Volume 2013, Article ID 247184, 13 pages
Research Article

An Adaptive Model for Calculating the Correlation Degree of Multiple Adjacent Signalized Intersections

1College of Transportation, Jilin University, Changchun 130022, China
2School of Transportation Science and Engineering, Harbin Institute of Technology, Harbin 150091, China

Received 5 July 2013; Revised 24 August 2013; Accepted 4 October 2013

Academic Editor: Wuhong Wang

Copyright © 2013 Linhong Wang and Yiming Bie. This is an open access article distributed under the Creative Commons Attribution License, which permits unrestricted use, distribution, and reproduction in any medium, provided the original work is properly cited.
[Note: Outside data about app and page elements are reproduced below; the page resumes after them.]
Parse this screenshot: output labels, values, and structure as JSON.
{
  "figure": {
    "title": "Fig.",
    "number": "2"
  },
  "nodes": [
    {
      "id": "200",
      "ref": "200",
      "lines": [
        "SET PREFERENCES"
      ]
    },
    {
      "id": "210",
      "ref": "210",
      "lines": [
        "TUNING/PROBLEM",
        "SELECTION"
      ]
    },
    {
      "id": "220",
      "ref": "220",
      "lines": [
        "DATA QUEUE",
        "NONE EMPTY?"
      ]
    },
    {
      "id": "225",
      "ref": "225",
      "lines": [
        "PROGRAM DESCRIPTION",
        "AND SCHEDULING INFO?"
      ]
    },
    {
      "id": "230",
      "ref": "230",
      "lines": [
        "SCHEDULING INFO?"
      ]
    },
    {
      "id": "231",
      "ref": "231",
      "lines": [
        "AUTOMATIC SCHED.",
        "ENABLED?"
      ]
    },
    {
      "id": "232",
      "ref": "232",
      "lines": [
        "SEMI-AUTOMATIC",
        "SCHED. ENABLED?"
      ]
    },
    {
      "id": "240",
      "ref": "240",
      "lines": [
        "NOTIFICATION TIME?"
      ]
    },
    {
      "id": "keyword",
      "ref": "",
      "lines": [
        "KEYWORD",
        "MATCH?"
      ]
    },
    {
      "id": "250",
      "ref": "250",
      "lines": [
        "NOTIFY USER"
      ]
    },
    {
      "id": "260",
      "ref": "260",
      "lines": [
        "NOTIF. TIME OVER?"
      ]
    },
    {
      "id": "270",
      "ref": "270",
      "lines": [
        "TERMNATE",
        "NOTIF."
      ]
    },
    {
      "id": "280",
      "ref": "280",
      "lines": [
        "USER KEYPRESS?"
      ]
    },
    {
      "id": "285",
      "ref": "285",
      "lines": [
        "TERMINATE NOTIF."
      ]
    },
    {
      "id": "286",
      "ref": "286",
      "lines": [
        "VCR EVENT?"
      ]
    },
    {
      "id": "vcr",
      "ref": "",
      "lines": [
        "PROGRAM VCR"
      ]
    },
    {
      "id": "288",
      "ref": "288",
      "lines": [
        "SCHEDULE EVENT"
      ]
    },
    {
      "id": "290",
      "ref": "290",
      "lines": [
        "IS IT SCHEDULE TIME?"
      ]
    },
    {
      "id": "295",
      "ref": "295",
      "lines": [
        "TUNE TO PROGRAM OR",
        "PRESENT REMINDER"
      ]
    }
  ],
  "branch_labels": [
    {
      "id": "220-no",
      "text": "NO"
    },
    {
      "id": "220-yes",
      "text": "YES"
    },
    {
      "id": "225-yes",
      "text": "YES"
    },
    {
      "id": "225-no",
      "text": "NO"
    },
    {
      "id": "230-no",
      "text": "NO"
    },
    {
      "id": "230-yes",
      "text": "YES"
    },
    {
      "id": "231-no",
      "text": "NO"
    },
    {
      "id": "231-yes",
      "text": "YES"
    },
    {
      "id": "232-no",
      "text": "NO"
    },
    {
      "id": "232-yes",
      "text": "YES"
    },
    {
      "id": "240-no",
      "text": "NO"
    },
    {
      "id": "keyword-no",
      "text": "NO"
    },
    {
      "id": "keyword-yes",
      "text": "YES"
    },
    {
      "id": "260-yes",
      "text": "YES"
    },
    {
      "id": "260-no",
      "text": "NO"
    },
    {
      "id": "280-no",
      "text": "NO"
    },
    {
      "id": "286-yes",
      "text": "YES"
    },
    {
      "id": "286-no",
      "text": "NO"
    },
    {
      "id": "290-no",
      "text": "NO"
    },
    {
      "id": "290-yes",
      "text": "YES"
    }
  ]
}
As an important component of the urban adaptive traffic control system, subarea partition algorithm divides the road network into some small subareas and then determines the optimal signal control mode for each signalized intersection. Correlation model is the core of subarea partition algorithm because it can quantify the correlation degree of adjacent signalized intersections and decides whether these intersections can be grouped into one subarea. In most cases, there are more than two intersections in one subarea. However, current researches only focus on the correlation model for two adjacent intersections. The objective of this study is to develop a model which can calculate the correlation degree of multiple intersections adaptively. The cycle lengths, link lengths, number of intersections, and path flow between upstream and downstream coordinated phases were selected as the contributing factors of the correlation model. Their jointly impacts on the performance of the coordinated control mode relative to the isolated control mode were further studied using numerical experiments. The paper then proposed a correlation index (CI) as an alternative to relative performance. The relationship between CI and the four contributing factors was established in order to predict the correlation, which determined whether adjacent intersections could be partitioned into one subarea. A value of 0 was set as the threshold of CI. If CI was larger than 0, multiple intersections could be partitioned into one subarea; otherwise, they should be separated. Finally, case studies were conducted in a real-life signalized network to evaluate the performance of the model. The results show that the CI simulates the relative performance well and could be a reliable index for subarea partition.